What is Gua Sha? by Adam Haysom-McDowell
In Chinese, the word Gua is defined as scraping or rubbing, and the word Sha as an area of red skin. Together the words Gua Sha (pronounced Gwar Shar) indicate a method of rubbing or scraping to produce small red spots called ‘petachiae’. Variations of Gua Sha, have been found throughout Southeast Asia and it has a long and rich history. In China, it dates back to the Tang Dynasty (618 – 907 AD). As a Chinese Medicine therapy, Gua Sha moves the Qi and the Blood, which reduces pain. The therapy also clears heat, which is why for generations it was used as a method of reducing fevers, in both the young and the elderly.
Some of the most common conditions Gua Sha is used for are:
Traditional tools such as smooth edged coins, jade stone & buffalo horn were used, with a medium such as tiger balm, or massage oil, to rub the skin to produce the distinctive Sha (red marks). Today the most common tools are flat pieces of stone, or commonly, a porcelain Chinese soup spoon.
With the increasing integration of Chinese Medicine therapies into Western modalities, more scientific research is being done on the physiological effects of Gua Sha and how it works to reduce muscle pain, treat headache, reduce the symptoms of the flu, asthma, and even mastitis.
A study using laser doppler imaging measured the effects of Gua Sha on blood flow of the area treated and it was found that there was a 400% increase of microcirculation in the first 7.5 minutes after treatment with a significant elevation for 25 minutes after. With this increased blood circulation comes an increase in oxygen, white blood cells (such as lymphocytes), reduction in lactic acid and an increased surface temperature. All of this allows muscles to relax, absorb nutrients and expel accumulated toxins.
Research has also shown that Gua Sha triggers the release of a hormone call heme-oxygenase-1 which is needed for internal anti-oxidant and anti-inflammatory molecules to work efficiently.
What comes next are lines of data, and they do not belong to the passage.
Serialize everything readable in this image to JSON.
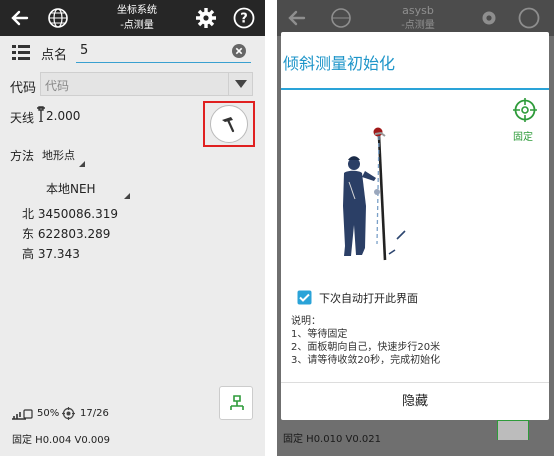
{
  "left": {
    "header": {
      "title_line1": "坐标系统",
      "title_line2": "-点测量"
    },
    "point_name": {
      "label": "点名",
      "value": "5"
    },
    "code": {
      "label": "代码",
      "placeholder": "代码"
    },
    "antenna": {
      "label": "天线",
      "value": "2.000"
    },
    "method": {
      "label": "方法",
      "value": "地形点"
    },
    "coord_system": {
      "value": "本地NEH"
    },
    "coords": [
      {
        "label": "北",
        "value": "3450086.319"
      },
      {
        "label": "东",
        "value": "622803.289"
      },
      {
        "label": "高",
        "value": "37.343"
      }
    ],
    "status": {
      "battery": "50%",
      "satellites": "17/26",
      "fix": "固定 H0.004 V0.009"
    }
  },
  "right": {
    "header": {
      "title_line1": "asysb",
      "title_line2": "-点测量"
    },
    "dialog": {
      "title": "倾斜测量初始化",
      "fixed_label": "固定",
      "checkbox_label": "下次自动打开此界面",
      "checkbox_checked": true,
      "notes": [
        "说明：",
        "1、等待固定",
        "2、面板朝向自己，快速步行20米",
        "3、请等待收敛20秒，完成初始化"
      ],
      "hide_button": "隐藏"
    },
    "status": {
      "fix": "固定 H0.010 V0.021"
    }
  },
  "colors": {
    "accent": "#1e95c9",
    "fixed_green": "#2e9b3a",
    "highlight_red": "#e02020"
  }
}
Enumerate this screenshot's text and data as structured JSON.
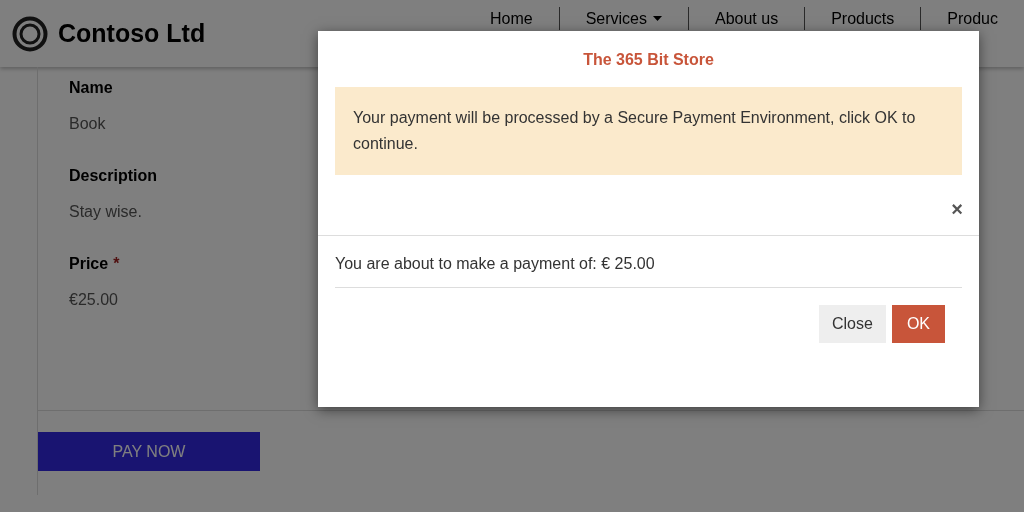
{
  "header": {
    "brand": "Contoso Ltd",
    "nav": [
      {
        "label": "Home",
        "kind": "link"
      },
      {
        "label": "Services",
        "kind": "dropdown"
      },
      {
        "label": "About us",
        "kind": "link"
      },
      {
        "label": "Products",
        "kind": "link"
      },
      {
        "label": "Produc",
        "kind": "link"
      }
    ]
  },
  "form": {
    "fields": [
      {
        "label": "Name",
        "value": "Book"
      },
      {
        "label": "Description",
        "value": "Stay wise."
      },
      {
        "label": "Price",
        "value": "€25.00",
        "required_mark": "*"
      }
    ],
    "button": "PAY NOW"
  },
  "modal": {
    "title": "The 365 Bit Store",
    "alert": "Your payment will be processed by a Secure Payment Environment, click OK to continue.",
    "close_icon": "×",
    "message": "You are about to make a payment of: € 25.00",
    "buttons": [
      {
        "label": "Close",
        "kind": "secondary"
      },
      {
        "label": "OK",
        "kind": "primary"
      }
    ]
  }
}
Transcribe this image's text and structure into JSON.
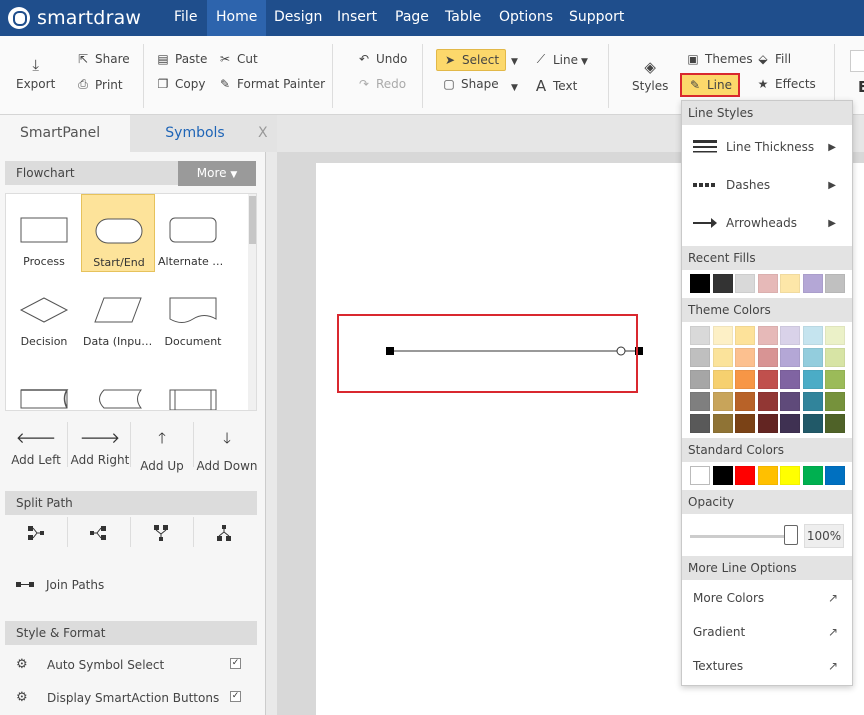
{
  "app": {
    "name": "smartdraw"
  },
  "menu": [
    "File",
    "Home",
    "Design",
    "Insert",
    "Page",
    "Table",
    "Options",
    "Support"
  ],
  "ribbon": {
    "export": "Export",
    "share": "Share",
    "print": "Print",
    "paste": "Paste",
    "copy": "Copy",
    "cut": "Cut",
    "format_painter": "Format Painter",
    "undo": "Undo",
    "redo": "Redo",
    "select": "Select",
    "shape": "Shape",
    "line": "Line",
    "text": "Text",
    "styles": "Styles",
    "themes": "Themes",
    "line_style": "Line",
    "fill": "Fill",
    "effects": "Effects",
    "cut_off": "E"
  },
  "panel": {
    "tab_smart": "SmartPanel",
    "tab_symbols": "Symbols",
    "close": "X",
    "flowchart": "Flowchart",
    "more": "More",
    "shapes": [
      "Process",
      "Start/End",
      "Alternate Pr...",
      "Decision",
      "Data (Input...",
      "Document",
      "",
      "",
      ""
    ],
    "add": [
      "Add Left",
      "Add Right",
      "Add Up",
      "Add Down"
    ],
    "split_path": "Split Path",
    "join_paths": "Join Paths",
    "style_format": "Style & Format",
    "auto_symbol": "Auto Symbol Select",
    "display_smartaction": "Display SmartAction Buttons"
  },
  "dropdown": {
    "line_styles": "Line Styles",
    "line_thickness": "Line Thickness",
    "dashes": "Dashes",
    "arrowheads": "Arrowheads",
    "recent_fills": "Recent Fills",
    "theme_colors": "Theme Colors",
    "standard_colors": "Standard Colors",
    "opacity": "Opacity",
    "opacity_value": "100%",
    "opacity_level": 1.0,
    "more_line_options": "More Line Options",
    "more_colors": "More Colors",
    "gradient": "Gradient",
    "textures": "Textures"
  },
  "colors": {
    "recent_fills": [
      "#000000",
      "#333333",
      "#d9d9d9",
      "#e6b9b8",
      "#fde6a8",
      "#b4a7d6",
      "#c0c0c0"
    ],
    "theme_colors": [
      [
        "#d9d9d9",
        "#fdf0c6",
        "#fde29a",
        "#e6b9b8",
        "#d9d2e9",
        "#c5e4ef",
        "#ebf1c8"
      ],
      [
        "#bfbfbf",
        "#fbe39b",
        "#fcc08f",
        "#d89494",
        "#b4a7d6",
        "#93cddd",
        "#d7e4a5"
      ],
      [
        "#a6a6a6",
        "#f6d06f",
        "#f79646",
        "#c0504d",
        "#8064a2",
        "#4bacc6",
        "#9bbb59"
      ],
      [
        "#7f7f7f",
        "#c8a45a",
        "#b86228",
        "#923734",
        "#5f4a7a",
        "#31849b",
        "#76923c"
      ],
      [
        "#595959",
        "#8f7335",
        "#7a4216",
        "#632522",
        "#3f3152",
        "#215968",
        "#4f6228"
      ]
    ],
    "standard": [
      "#ffffff",
      "#000000",
      "#ff0000",
      "#ffc000",
      "#ffff00",
      "#00b050",
      "#0070c0"
    ],
    "brand_blue": "#1f4e8c",
    "highlight_yellow": "#fcd86b",
    "annotation_red": "#d9282f"
  }
}
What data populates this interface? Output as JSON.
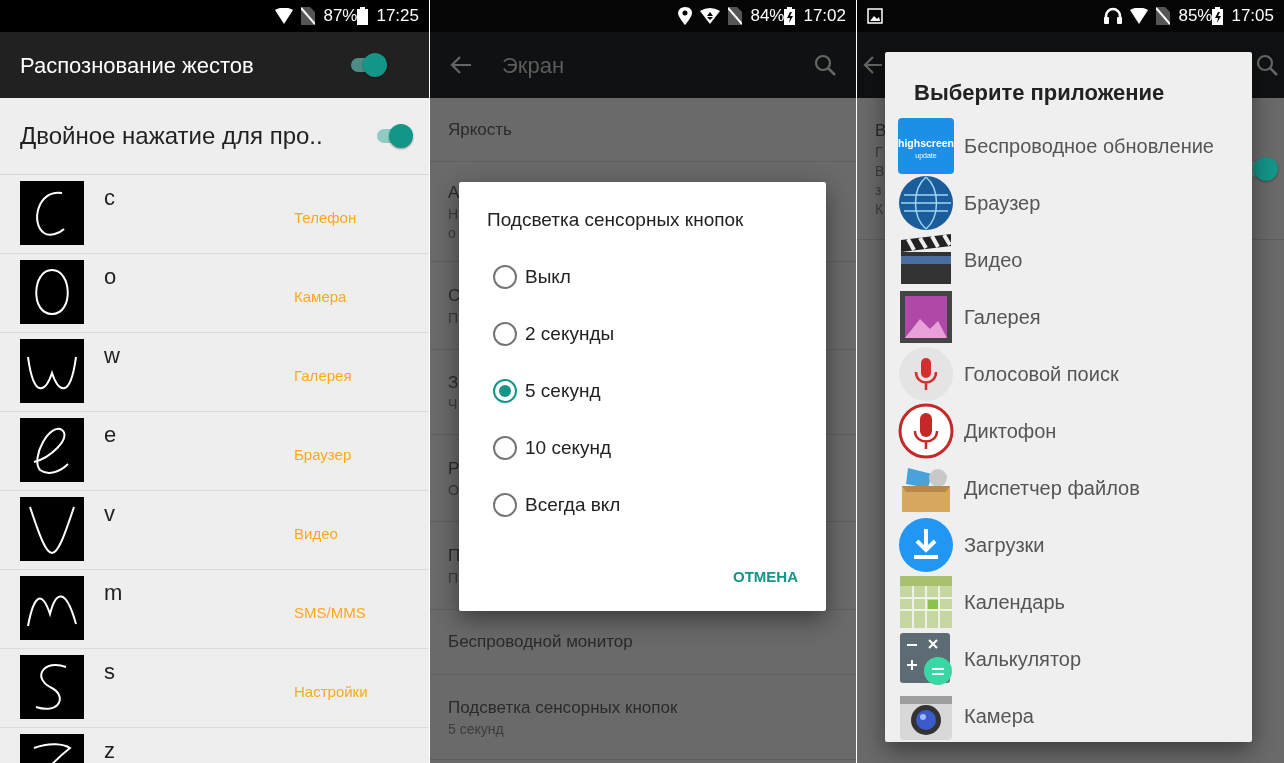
{
  "gesture_screen": {
    "status": {
      "battery": "87%",
      "charging": false,
      "time": "17:25"
    },
    "app_bar": {
      "title": "Распознование жестов",
      "on": true
    },
    "master": {
      "label": "Двойное нажатие для про..",
      "on": true
    },
    "gestures": [
      {
        "letter": "c",
        "app": "Телефон"
      },
      {
        "letter": "o",
        "app": "Камера"
      },
      {
        "letter": "w",
        "app": "Галерея"
      },
      {
        "letter": "e",
        "app": "Браузер"
      },
      {
        "letter": "v",
        "app": "Видео"
      },
      {
        "letter": "m",
        "app": "SMS/MMS"
      },
      {
        "letter": "s",
        "app": "Настройки"
      },
      {
        "letter": "z"
      }
    ]
  },
  "display_screen": {
    "status": {
      "battery": "84%",
      "charging": true,
      "time": "17:02"
    },
    "app_bar": {
      "title": "Экран"
    },
    "settings": [
      {
        "title": "Яркость"
      },
      {
        "title": "А",
        "summary_lines": [
          "Н",
          "о"
        ]
      },
      {
        "title": "С",
        "summary_lines": [
          "П"
        ]
      },
      {
        "title": "З",
        "summary_lines": [
          "Ч"
        ]
      },
      {
        "title": "Р",
        "summary_lines": [
          "О"
        ]
      },
      {
        "title": "П",
        "summary_lines": [
          "П"
        ]
      },
      {
        "title": "Беспроводной монитор"
      },
      {
        "title": "Подсветка сенсорных кнопок",
        "summary_lines": [
          "5 секунд"
        ]
      }
    ],
    "dialog": {
      "title": "Подсветка сенсорных кнопок",
      "options": [
        {
          "label": "Выкл",
          "selected": false
        },
        {
          "label": "2 секунды",
          "selected": false
        },
        {
          "label": "5 секунд",
          "selected": true
        },
        {
          "label": "10 секунд",
          "selected": false
        },
        {
          "label": "Всегда вкл",
          "selected": false
        }
      ],
      "button": "ОТМЕНА"
    }
  },
  "chooser_screen": {
    "status": {
      "battery": "85%",
      "charging": true,
      "time": "17:05"
    },
    "background_row": {
      "title": "В",
      "summary_lines": [
        "Г",
        "В",
        "з",
        "К"
      ],
      "on": true
    },
    "dialog": {
      "title": "Выберите приложение",
      "apps": [
        {
          "label": "Беспроводное обновление",
          "icon_text": [
            "highscreen",
            "update"
          ]
        },
        {
          "label": "Браузер"
        },
        {
          "label": "Видео"
        },
        {
          "label": "Галерея"
        },
        {
          "label": "Голосовой поиск"
        },
        {
          "label": "Диктофон"
        },
        {
          "label": "Диспетчер файлов"
        },
        {
          "label": "Загрузки"
        },
        {
          "label": "Календарь"
        },
        {
          "label": "Калькулятор"
        },
        {
          "label": "Камера"
        }
      ]
    }
  }
}
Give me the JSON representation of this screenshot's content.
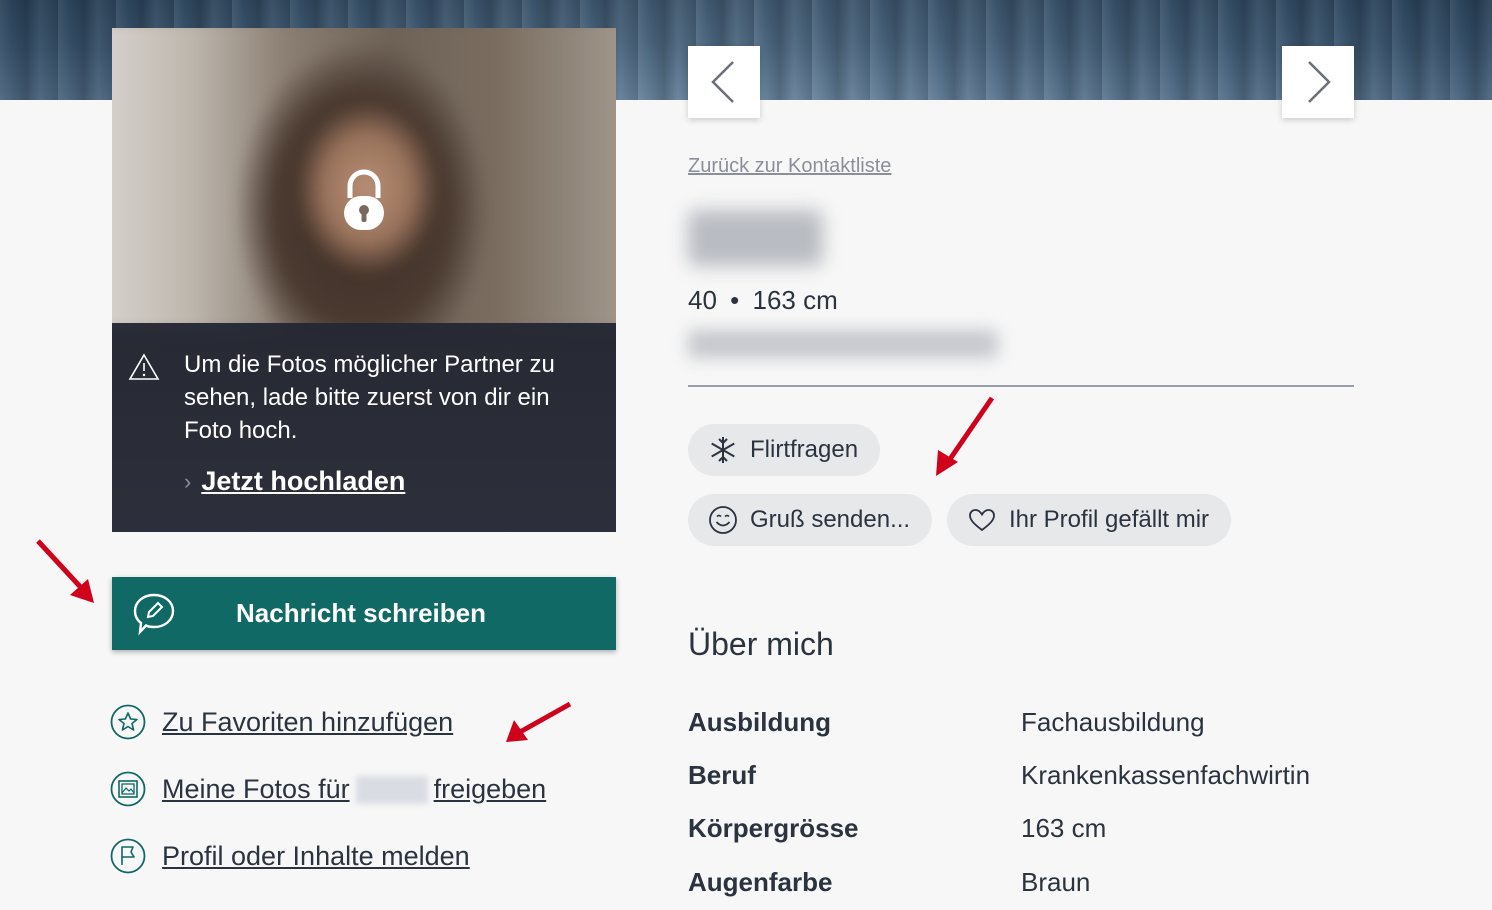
{
  "nav": {
    "prev_icon": "chevron-left-icon",
    "next_icon": "chevron-right-icon"
  },
  "photo_notice": {
    "message": "Um die Fotos möglicher Partner zu sehen, lade bitte zuerst von dir ein Foto hoch.",
    "upload_label": "Jetzt hochladen"
  },
  "actions": {
    "message_button": "Nachricht schreiben",
    "favorite_link": "Zu Favoriten hinzufügen",
    "share_photos_prefix": "Meine Fotos für",
    "share_photos_suffix": "freigeben",
    "report_link": "Profil oder Inhalte melden"
  },
  "profile": {
    "back_link": "Zurück zur Kontaktliste",
    "age": "40",
    "separator": "•",
    "height": "163 cm"
  },
  "chips": {
    "flirt_questions": "Flirtfragen",
    "send_greeting": "Gruß senden...",
    "like_profile": "Ihr Profil gefällt mir"
  },
  "about": {
    "title": "Über mich",
    "rows": [
      {
        "key": "Ausbildung",
        "value": "Fachausbildung"
      },
      {
        "key": "Beruf",
        "value": "Krankenkassenfachwirtin"
      },
      {
        "key": "Körpergrösse",
        "value": "163 cm"
      },
      {
        "key": "Augenfarbe",
        "value": "Braun"
      }
    ]
  },
  "colors": {
    "primary_button": "#116966",
    "annotation_arrow": "#d0021b",
    "notice_bg": "#24283a"
  }
}
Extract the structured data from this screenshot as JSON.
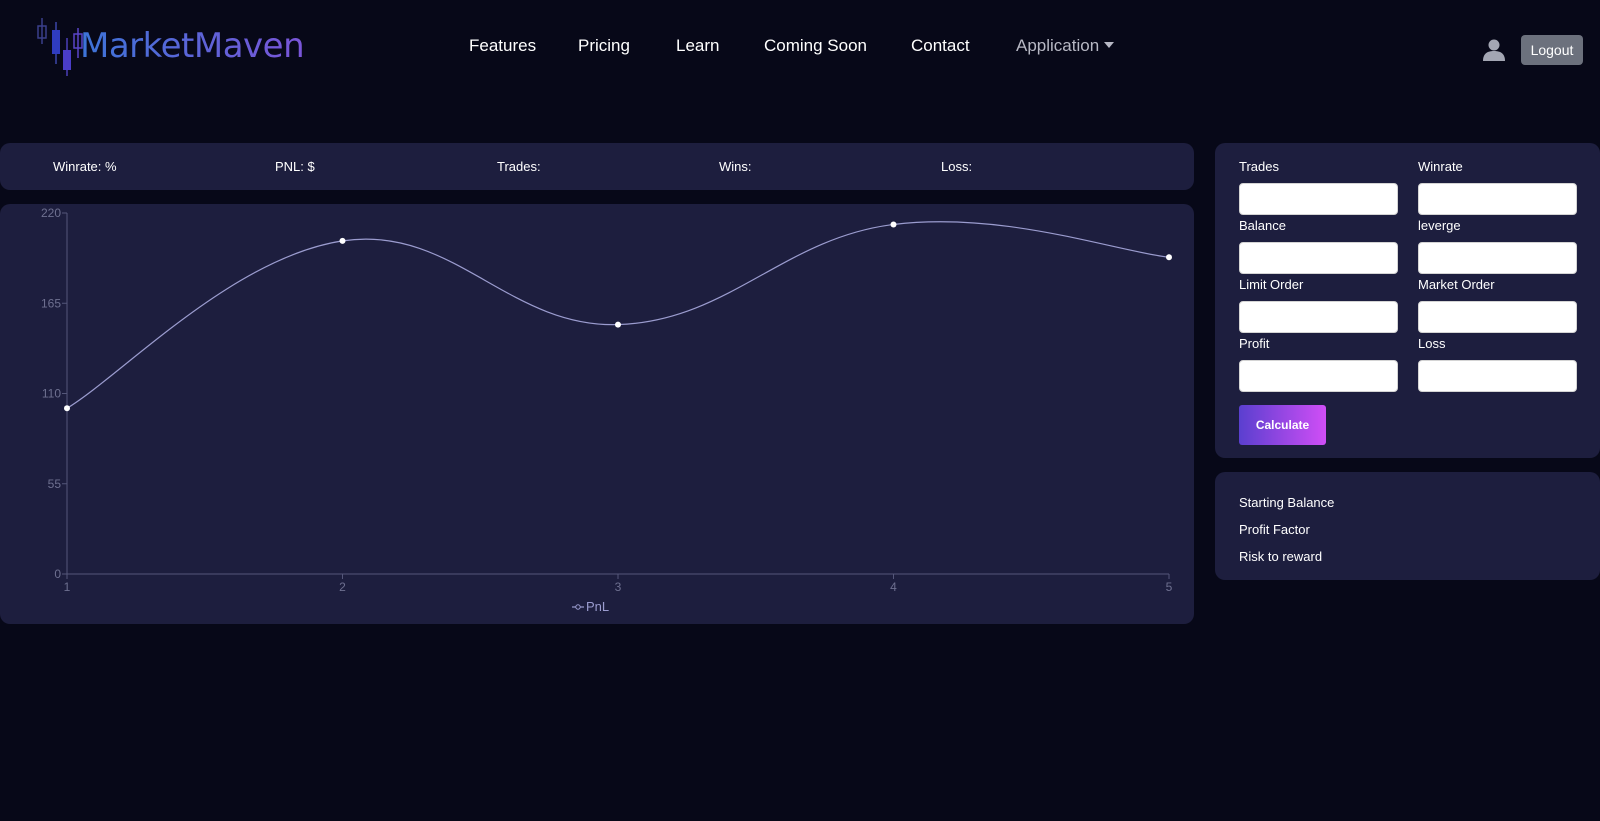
{
  "header": {
    "logo_text": "MarketMaven",
    "brand_color_start": "#3c74d8",
    "brand_color_end": "#7a55d8",
    "nav": [
      {
        "label": "Features"
      },
      {
        "label": "Pricing"
      },
      {
        "label": "Learn"
      },
      {
        "label": "Coming Soon"
      },
      {
        "label": "Contact"
      },
      {
        "label": "Application",
        "has_dropdown": true
      }
    ],
    "user_icon": "user-icon",
    "logout_label": "Logout"
  },
  "stats": {
    "winrate_label": "Winrate: %",
    "pnl_label": "PNL: $",
    "trades_label": "Trades:",
    "wins_label": "Wins:",
    "loss_label": "Loss:"
  },
  "chart_data": {
    "type": "line",
    "x": [
      1,
      2,
      3,
      4,
      5
    ],
    "series": [
      {
        "name": "PnL",
        "values": [
          101,
          203,
          152,
          213,
          193
        ]
      }
    ],
    "ylim": [
      0,
      220
    ],
    "yticks": [
      "0",
      "55",
      "110",
      "165",
      "220"
    ],
    "xticks": [
      "1",
      "2",
      "3",
      "4",
      "5"
    ],
    "smooth": true,
    "grid": false,
    "legend": "bottom",
    "line_color": "#9b9ccf",
    "point_color": "#ffffff"
  },
  "calculator": {
    "fields": [
      {
        "label": "Trades",
        "value": ""
      },
      {
        "label": "Winrate",
        "value": ""
      },
      {
        "label": "Balance",
        "value": ""
      },
      {
        "label": "leverge",
        "value": ""
      },
      {
        "label": "Limit Order",
        "value": ""
      },
      {
        "label": "Market Order",
        "value": ""
      },
      {
        "label": "Profit",
        "value": ""
      },
      {
        "label": "Loss",
        "value": ""
      }
    ],
    "button_label": "Calculate",
    "button_gradient_start": "#5a3fcf",
    "button_gradient_end": "#d04ef6"
  },
  "results": {
    "items": [
      {
        "label": "Starting Balance"
      },
      {
        "label": "Profit Factor"
      },
      {
        "label": "Risk to reward"
      }
    ]
  }
}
With further investigation, this may be promising for those with conditions that result in the inflammation of smooth muscle, such as asthma, inflammatory bowel disease and even chronic Hepatitis B.
So what does it feel like to receive Gua Sha? It’s certainly not painful. The sensation can vary depending on the tool used and the technique of the practitioner. It may feel like a very superficial massage, or it may feel like a deeper gliding feeling across the muscle. The aim of the treatment is to produce clusters of small red spots. The petachiae will usually remain for a few days until the extravasated blood is reabsorbed by the body. It is the accumulated petachiae that brings the additional blood flow and hence the healing and systemic benefits of the treatment.
Adam, our massage therapist at Rozelle, has a special interest, researching and studying the many benefits of Gua Sha as part of his degree in Traditional Chinese Medicine. He’d love to see you if you have any questions about how Gua Sha may be able to help you.